Some members of Town Council claim the county is stalling and Vice Mayor N. Shae Parker has requested supervisors come back to the table to discuss the corridor. Council plans to discuss Parker’s request in a formal motion during a work session Tuesday. Council typically does not take action during work sessions.

The county recently sent the town a letter indicating that the board plans to wait until the consultants complete their work on the corridor agreement and submits a report before supervisors resume talks on the subject.

“I don’t think waiting three or four months is going to make that much of a difference,” Stanley said.

But the idea of hiring a consultant to study the corridor, its benefits and costs to both jurisdictions is not new. Stanley recalled that county leaders brought up the notion in 2010 and asked Front Royal Town Council if it would join Warren in hiring a consultant. Stanley said that council turned down the offer.

The Board of Supervisors directed staff to pursue the route of hiring a consultant in an effort to collect more information related to the corridor agreement. At the same time, Town Council sought the legal assistance of a Richmond law firm after Parker suggested the agreement allows Front Royal to annex the corridor after a certain period has lapsed.

The county went forward and, on July 1, advertised a request for proposals from qualified firms to review the corridor agreement. The review would serve to analyze the fiscal and operational impact of the agreement on the town and county, the revenue generated by growth and development in the corridor and cost of services dictated by the accord, the current fiscal condition of each jurisdiction and tax rates and ability to fund operations.

The request for proposals outlined a detailed list of tasks for the contracted company to perform, from reviewing historic data on tax levies and utility rates to housing and commercial development in the corridor. Once the first task is completed the consultants will meet with the county to review the preliminary findings. After a discussion and review of the system the consultant will present recommendations at a board work session on how to modify the agreement if warranted.

The county advertised the request for proposals and solicited about a dozen firms to gauge interest. The low number of responses received by the Aug. 1 deadline was not surprising.

“That’s not unusual because it takes time to respond to the proposals,” Stanley said.

In the selection process, a panel consisting of Stanley, County Attorney Blair Mitchell, Planning Director Taryn Logan and Supervisors Richard Traczyk and Daniel Murray Jr. reviewed the proposals and interviewed both firms.

Springsted remains a popular choice among local governments in the Northern Shenandoah Valley region as a consulting firm for different tasks. Springsted most recently conducted a search for a new chief administrator to lead Shenandoah County. Leaders ultimately chose longtime Assistant County Administrator Mary Beth Price to take on that role.

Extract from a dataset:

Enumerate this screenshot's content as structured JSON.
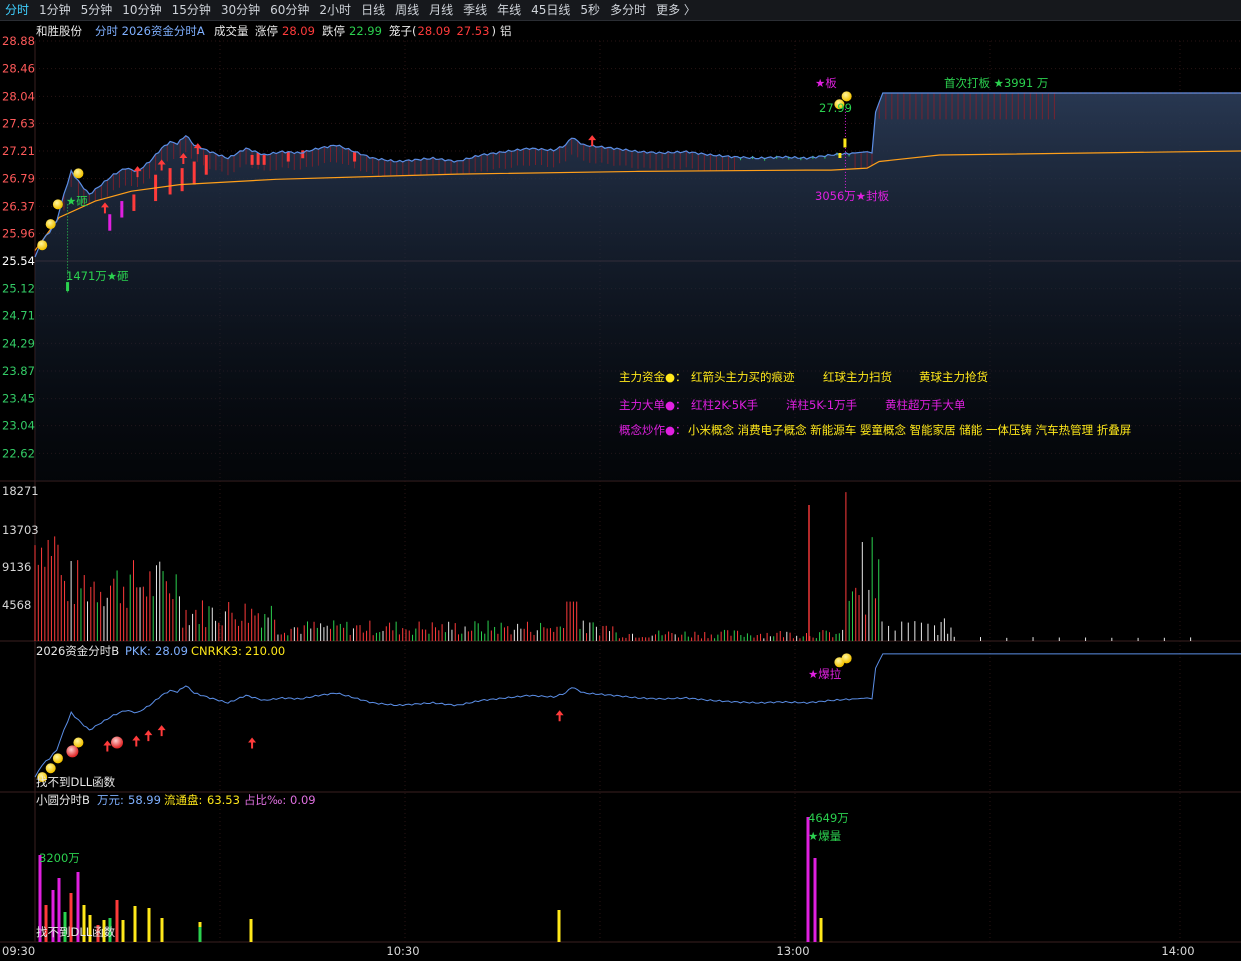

But Springsted also performs other work for municipal governments. Springsted conducted studies for Warren County of its Social Services and Fire and Rescue Services departments as well as reviewed the funding formula for the Economic Development Authority. Springsted also conducted the search for a town manager for Front Royal.

“So they have a lot of knowledge and experience working with both Warren County and the town of Front Royal,” Stanley said.

Contact staff writer Alex Bridges at 540-465-5137 ext. 125, or abridges@nvdaily.com